Gumby was also inspired by techniques used by other artists like William de Kooning, Sam Gilliam, Rashid Johnson, and Pierre Solonge, who incorporate elements of texture into their work to add depth with each brush stroke. 

“I really wanted that aspect to my work as well, where you’re looking at the painting and there’s a physical resonance that’s happening as well,” he said. “We’re in the printshop, and I use a lot of printing techniques, but I feel like I’m also going to be bringing a lot of things outside the world of printmaking into this body of work.”

Ringing true to the interdisciplinary aspect of Barbeito’s course, Gumby will bring his experience in both painting and printmaking to the print shop for this particular project.

“Throughout my career, I feel like I have defined myself as a painter, more recently as more of just an artist, and I guess in my own way redefining what a painting is,” he said. “So while I’m here I’ll probably be looking to do the same, just redefine what a print is.”

The beautiful thing about [EPI] is that there’s a lot of different tools, and there’s a lot of different ways to experiment,… 
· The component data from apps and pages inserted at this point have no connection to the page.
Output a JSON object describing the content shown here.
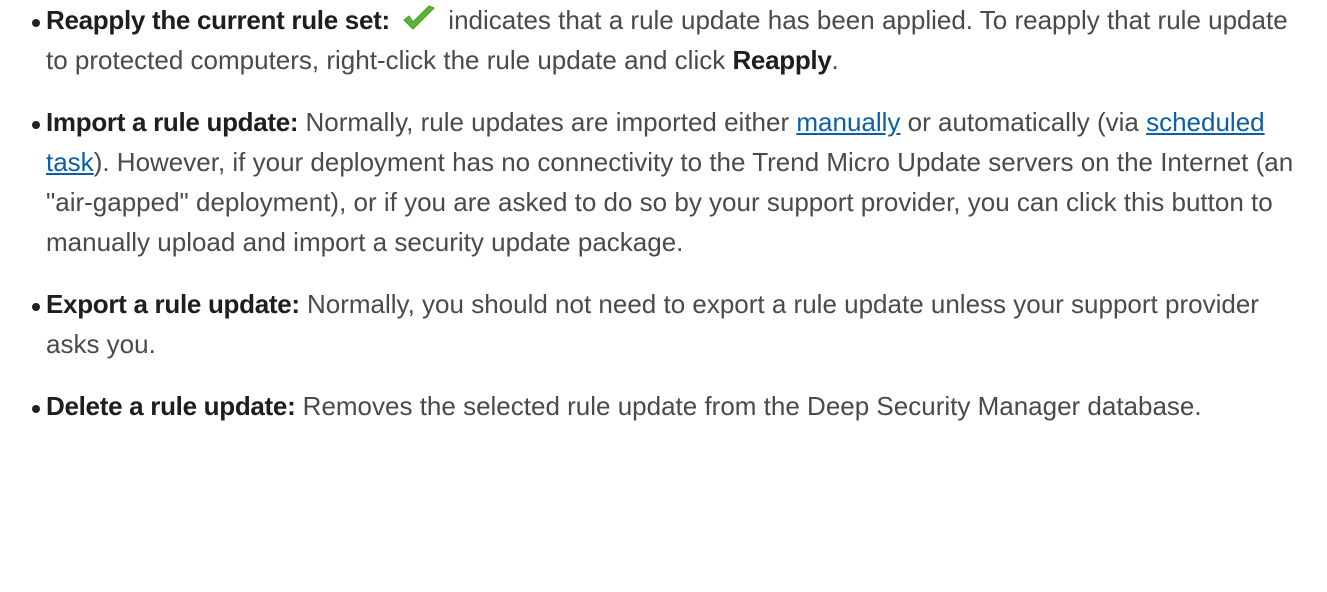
{
  "items": [
    {
      "term": "Reapply the current rule set:",
      "icon": "checkmark-icon",
      "text_a": " indicates that a rule update has been applied. To reapply that rule update to protected computers, right-click the rule update and click ",
      "bold_b": "Reapply",
      "text_c": "."
    },
    {
      "term": "Import a rule update:",
      "text_a": " Normally, rule updates are imported either ",
      "link_1": "manually",
      "text_b": " or automatically (via ",
      "link_2": "scheduled task",
      "text_c": "). However, if your deployment has no connectivity to the Trend Micro Update servers on the Internet (an \"air-gapped\" deployment), or if you are asked to do so by your support provider, you can click this button to manually upload and import a security update package."
    },
    {
      "term": "Export a rule update:",
      "text_a": " Normally, you should not need to export a rule update unless your support provider asks you."
    },
    {
      "term": "Delete a rule update:",
      "text_a": " Removes the selected rule update from the Deep Security Manager database."
    }
  ],
  "colors": {
    "check": "#5cb531",
    "link": "#0b5fa5",
    "text": "#4a4a4a",
    "term": "#1e1e1e"
  }
}
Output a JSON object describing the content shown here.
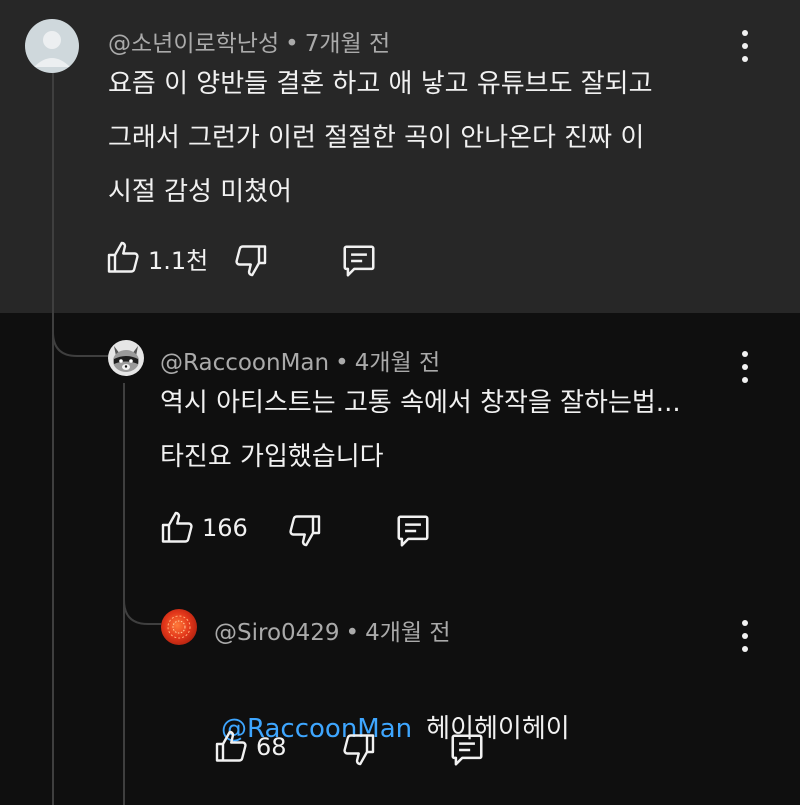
{
  "comments": [
    {
      "handle": "@소년이로학난성",
      "time": "7개월 전",
      "text": "요즘 이 양반들 결혼 하고 애 낳고 유튜브도 잘되고\n그래서 그런가 이런 절절한 곡이 안나온다 진짜 이\n시절 감성 미쳤어",
      "likes": "1.1천"
    },
    {
      "handle": "@RaccoonMan",
      "time": "4개월 전",
      "text": "역시 아티스트는 고통 속에서 창작을 잘하는법...\n타진요 가입했습니다",
      "likes": "166"
    },
    {
      "handle": "@Siro0429",
      "time": "4개월 전",
      "mention": "@RaccoonMan",
      "text": "헤이헤이헤이",
      "likes": "68"
    }
  ],
  "separator": "•",
  "icons": [
    "thumbs-up-icon",
    "thumbs-down-icon",
    "reply-icon",
    "more-vert-icon",
    "default-avatar-icon",
    "raccoon-avatar",
    "red-avatar"
  ],
  "colors": {
    "background": "#0f0f0f",
    "highlight": "#272727",
    "mention": "#3ea6ff",
    "meta": "#aaaaaa"
  }
}
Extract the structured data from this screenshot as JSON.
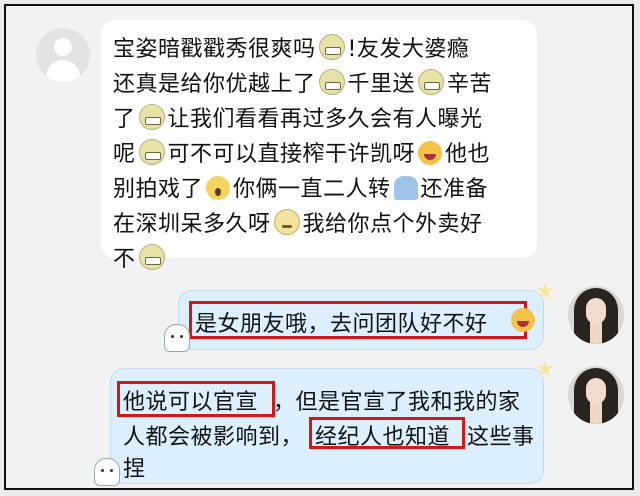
{
  "incoming_message": {
    "lines": [
      {
        "parts": [
          {
            "t": "宝姿暗戳戳秀很爽吗"
          },
          {
            "emoji": "grimace-emoji"
          },
          {
            "t": "!友发大婆瘾"
          }
        ]
      },
      {
        "parts": [
          {
            "t": "还真是给你优越上了"
          },
          {
            "emoji": "grimace-emoji"
          },
          {
            "t": "千里送"
          },
          {
            "emoji": "grimace-emoji"
          },
          {
            "t": "辛苦"
          }
        ]
      },
      {
        "parts": [
          {
            "t": "了"
          },
          {
            "emoji": "grimace-emoji"
          },
          {
            "t": "让我们看看再过多久会有人曝光"
          }
        ]
      },
      {
        "parts": [
          {
            "t": "呢"
          },
          {
            "emoji": "grimace-emoji"
          },
          {
            "t": "可不可以直接榨干许凯呀"
          },
          {
            "emoji": "laughing-emoji"
          },
          {
            "t": "他也"
          }
        ]
      },
      {
        "parts": [
          {
            "t": "别拍戏了"
          },
          {
            "emoji": "scream-emoji"
          },
          {
            "t": "你俩一直二人转"
          },
          {
            "emoji": "person-emoji"
          },
          {
            "t": "还准备"
          }
        ]
      },
      {
        "parts": [
          {
            "t": "在深圳呆多久呀"
          },
          {
            "emoji": "worried-emoji"
          },
          {
            "t": "我给你点个外卖好"
          }
        ]
      },
      {
        "parts": [
          {
            "t": "不"
          },
          {
            "emoji": "grimace-emoji"
          }
        ]
      }
    ]
  },
  "reply_1": {
    "text": "是女朋友哦，去问团队好不好",
    "emoji": "smile-emoji"
  },
  "reply_2": {
    "line1_a": "他说可以官宣",
    "line1_b": "，但是官宣了我和我的家",
    "line2_a": "人都会被影响到，",
    "line2_b": "经纪人也知道",
    "line2_c": "这些事",
    "line3": "捏"
  },
  "colors": {
    "page_bg": "#f2f2f2",
    "incoming_bubble": "#ffffff",
    "outgoing_bubble": "#dcefff",
    "highlight_box": "#d01818"
  }
}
Gumby said. “[Barbeito] has equipped the studio with a lot of equipment that allows students and artists to really think outside the box, and to bring tools that you might only see in like an engineering shop into the print studio to make new tools and formats for making a painting. So I think while I’m here, there’s a lot of equipment here and processes that I’m going to be experimenting with to bring things together.”

 Barbeito is prepared to use the 100-ton hydraulic press for this collaboration to press crystals into paper pulp, with inks and some other materials. The paper being used for this project is ¼” thick and was hand-made at EPI in preparation for Gumby’s residency.

Gumby plans to enter EPI’s print shop with an open mind.

“My preliminary plan is to activate my imagination and then see what comes of that,” he said. “It’s really just playing around and seeing what happens…It’ll be a sharing of the minds.”

close-up 2 - artist work at EPI | Photo credit Aviv Springer-Galst

close-up 2 – artist work at EPI | Photo credit Aviv Springer-Galst

Gumby will have full access to the tools and equipment at EPI to explore the process and develop an idea for the work during his residency. While only on campus for his week-long residency, he hopes to get as much done as possible before leaving the project in the hands of the students. 

“The work continues even after I leave,” he said. “We’ll get as far as we can get in terms of getting an idea and a process down while I’m here, and then it’ll be up to the students in the print shop to carry it over the finish line.”

I think it’s always great to have the opportunity to work with students because everyone is still learning, and still trying to figure things out, and that’s the type of energy I like to keep within my practice,” Gumby added.

 I think you get a sense of play as an artist who’s been out in the field for a while and then to come back to school, I feel like the students are really just exploring and experimenting, and I kind of feed off that energy.

Gumby is joining the college from New York, where he has lived for 17 years, though originally from Harrisburg. “It’s good to be back in Pennsylvania,” he said. “It brings back fond memories to be back in the print shop, and I’m happy to be here at Lafayette.”